**Task item:** Go through the entries below. Copy each line in which "freq" appears.

---+---

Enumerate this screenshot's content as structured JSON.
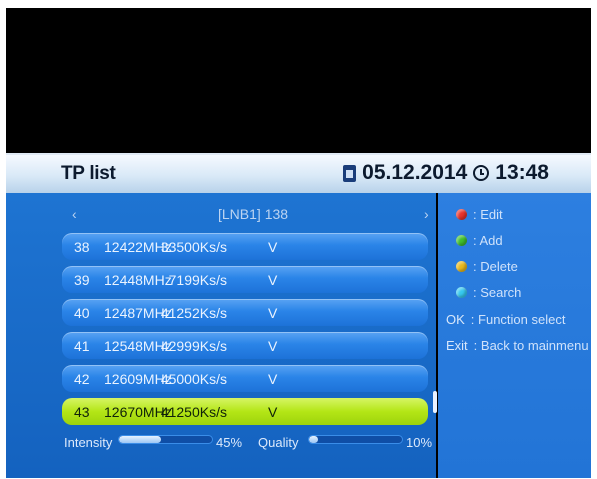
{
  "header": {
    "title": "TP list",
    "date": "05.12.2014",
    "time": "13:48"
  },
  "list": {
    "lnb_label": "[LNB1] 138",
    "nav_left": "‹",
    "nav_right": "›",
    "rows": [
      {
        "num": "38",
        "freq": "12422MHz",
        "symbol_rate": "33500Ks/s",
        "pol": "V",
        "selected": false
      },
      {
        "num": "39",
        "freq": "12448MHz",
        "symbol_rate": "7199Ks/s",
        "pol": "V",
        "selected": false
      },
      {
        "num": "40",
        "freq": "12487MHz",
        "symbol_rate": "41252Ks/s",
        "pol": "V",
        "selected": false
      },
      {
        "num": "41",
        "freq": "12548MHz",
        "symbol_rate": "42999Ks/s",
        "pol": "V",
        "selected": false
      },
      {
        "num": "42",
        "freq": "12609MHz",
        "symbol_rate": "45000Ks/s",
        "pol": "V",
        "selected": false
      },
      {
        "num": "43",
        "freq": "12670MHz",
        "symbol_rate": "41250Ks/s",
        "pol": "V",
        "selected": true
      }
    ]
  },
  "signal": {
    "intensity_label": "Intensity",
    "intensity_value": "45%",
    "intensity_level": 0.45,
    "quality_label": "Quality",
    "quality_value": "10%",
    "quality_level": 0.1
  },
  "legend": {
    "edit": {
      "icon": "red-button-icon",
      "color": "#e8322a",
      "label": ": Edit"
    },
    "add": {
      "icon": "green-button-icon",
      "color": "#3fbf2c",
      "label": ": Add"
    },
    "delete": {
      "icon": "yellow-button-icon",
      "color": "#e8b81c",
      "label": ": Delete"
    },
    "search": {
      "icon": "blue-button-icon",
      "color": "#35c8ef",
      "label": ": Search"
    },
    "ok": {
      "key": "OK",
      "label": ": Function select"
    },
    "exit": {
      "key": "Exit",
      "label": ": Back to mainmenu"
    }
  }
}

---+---

**Answer to this problem:**
        "freq": "12422MHz",
        "freq": "12448MHz",
        "freq": "12487MHz",
        "freq": "12548MHz",
        "freq": "12609MHz",
        "freq": "12670MHz",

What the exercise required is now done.